_Your goal_.
Set the data down again, word for word, as it appears below.

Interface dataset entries
★ ★ ★
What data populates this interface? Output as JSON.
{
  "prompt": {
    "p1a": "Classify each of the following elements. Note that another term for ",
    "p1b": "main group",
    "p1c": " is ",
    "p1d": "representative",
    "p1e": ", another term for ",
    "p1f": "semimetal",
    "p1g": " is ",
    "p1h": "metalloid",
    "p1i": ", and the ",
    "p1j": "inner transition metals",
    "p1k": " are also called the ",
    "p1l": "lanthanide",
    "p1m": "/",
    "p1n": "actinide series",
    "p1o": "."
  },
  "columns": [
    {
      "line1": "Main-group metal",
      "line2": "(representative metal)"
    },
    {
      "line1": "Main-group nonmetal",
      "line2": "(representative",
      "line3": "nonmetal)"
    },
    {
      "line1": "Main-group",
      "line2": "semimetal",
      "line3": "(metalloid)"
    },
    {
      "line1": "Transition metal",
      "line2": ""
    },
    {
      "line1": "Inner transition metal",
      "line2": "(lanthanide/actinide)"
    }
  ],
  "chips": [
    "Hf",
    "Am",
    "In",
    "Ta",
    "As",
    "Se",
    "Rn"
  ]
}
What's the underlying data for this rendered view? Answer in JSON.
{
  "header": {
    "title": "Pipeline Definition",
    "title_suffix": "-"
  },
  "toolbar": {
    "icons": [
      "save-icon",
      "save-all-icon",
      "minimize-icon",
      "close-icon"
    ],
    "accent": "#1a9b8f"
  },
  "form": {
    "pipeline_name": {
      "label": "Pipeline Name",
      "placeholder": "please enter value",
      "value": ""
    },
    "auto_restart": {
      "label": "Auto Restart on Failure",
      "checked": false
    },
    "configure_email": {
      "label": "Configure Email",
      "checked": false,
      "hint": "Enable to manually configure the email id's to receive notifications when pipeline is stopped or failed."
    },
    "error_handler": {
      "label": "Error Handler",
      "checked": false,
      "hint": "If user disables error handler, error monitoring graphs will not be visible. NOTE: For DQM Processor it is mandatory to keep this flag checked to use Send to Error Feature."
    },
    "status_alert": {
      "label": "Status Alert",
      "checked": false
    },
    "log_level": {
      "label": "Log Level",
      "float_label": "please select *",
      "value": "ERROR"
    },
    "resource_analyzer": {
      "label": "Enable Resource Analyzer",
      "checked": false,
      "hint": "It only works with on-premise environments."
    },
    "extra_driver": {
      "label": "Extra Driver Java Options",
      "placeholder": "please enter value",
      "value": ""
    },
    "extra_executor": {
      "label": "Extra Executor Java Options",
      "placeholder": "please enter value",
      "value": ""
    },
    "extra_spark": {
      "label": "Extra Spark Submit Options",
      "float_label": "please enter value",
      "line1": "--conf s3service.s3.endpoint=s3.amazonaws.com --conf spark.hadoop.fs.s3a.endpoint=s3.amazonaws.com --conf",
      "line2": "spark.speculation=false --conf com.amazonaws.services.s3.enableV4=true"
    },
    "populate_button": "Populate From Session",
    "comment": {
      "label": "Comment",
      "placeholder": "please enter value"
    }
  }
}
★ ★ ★
_Solved problem_.
What data populates this interface? Output as JSON.
{
  "prompt": {
    "p1a": "Classify each of the following elements. Note that another term for ",
    "p1b": "main group",
    "p1c": " is ",
    "p1d": "representative",
    "p1e": ", another term for ",
    "p1f": "semimetal",
    "p1g": " is ",
    "p1h": "metalloid",
    "p1i": ", and the ",
    "p1j": "inner transition metals",
    "p1k": " are also called the ",
    "p1l": "lanthanide",
    "p1m": "/",
    "p1n": "actinide series",
    "p1o": "."
  },
  "columns": [
    {
      "line1": "Main-group metal",
      "line2": "(representative metal)"
    },
    {
      "line1": "Main-group nonmetal",
      "line2": "(representative",
      "line3": "nonmetal)"
    },
    {
      "line1": "Main-group",
      "line2": "semimetal",
      "line3": "(metalloid)"
    },
    {
      "line1": "Transition metal",
      "line2": ""
    },
    {
      "line1": "Inner transition metal",
      "line2": "(lanthanide/actinide)"
    }
  ],
  "chips": [
    "Hf",
    "Am",
    "In",
    "Ta",
    "As",
    "Se",
    "Rn"
  ]
}
What's the underlying data for this rendered view? Answer in JSON.
{
  "header": {
    "title": "Pipeline Definition",
    "title_suffix": "-"
  },
  "toolbar": {
    "icons": [
      "save-icon",
      "save-all-icon",
      "minimize-icon",
      "close-icon"
    ],
    "accent": "#1a9b8f"
  },
  "form": {
    "pipeline_name": {
      "label": "Pipeline Name",
      "placeholder": "please enter value",
      "value": ""
    },
    "auto_restart": {
      "label": "Auto Restart on Failure",
      "checked": false
    },
    "configure_email": {
      "label": "Configure Email",
      "checked": false,
      "hint": "Enable to manually configure the email id's to receive notifications when pipeline is stopped or failed."
    },
    "error_handler": {
      "label": "Error Handler",
      "checked": false,
      "hint": "If user disables error handler, error monitoring graphs will not be visible. NOTE: For DQM Processor it is mandatory to keep this flag checked to use Send to Error Feature."
    },
    "status_alert": {
      "label": "Status Alert",
      "checked": false
    },
    "log_level": {
      "label": "Log Level",
      "float_label": "please select *",
      "value": "ERROR"
    },
    "resource_analyzer": {
      "label": "Enable Resource Analyzer",
      "checked": false,
      "hint": "It only works with on-premise environments."
    },
    "extra_driver": {
      "label": "Extra Driver Java Options",
      "placeholder": "please enter value",
      "value": ""
    },
    "extra_executor": {
      "label": "Extra Executor Java Options",
      "placeholder": "please enter value",
      "value": ""
    },
    "extra_spark": {
      "label": "Extra Spark Submit Options",
      "float_label": "please enter value",
      "line1": "--conf s3service.s3.endpoint=s3.amazonaws.com --conf spark.hadoop.fs.s3a.endpoint=s3.amazonaws.com --conf",
      "line2": "spark.speculation=false --conf com.amazonaws.services.s3.enableV4=true"
    },
    "populate_button": "Populate From Session",
    "comment": {
      "label": "Comment",
      "placeholder": "please enter value"
    }
  }
}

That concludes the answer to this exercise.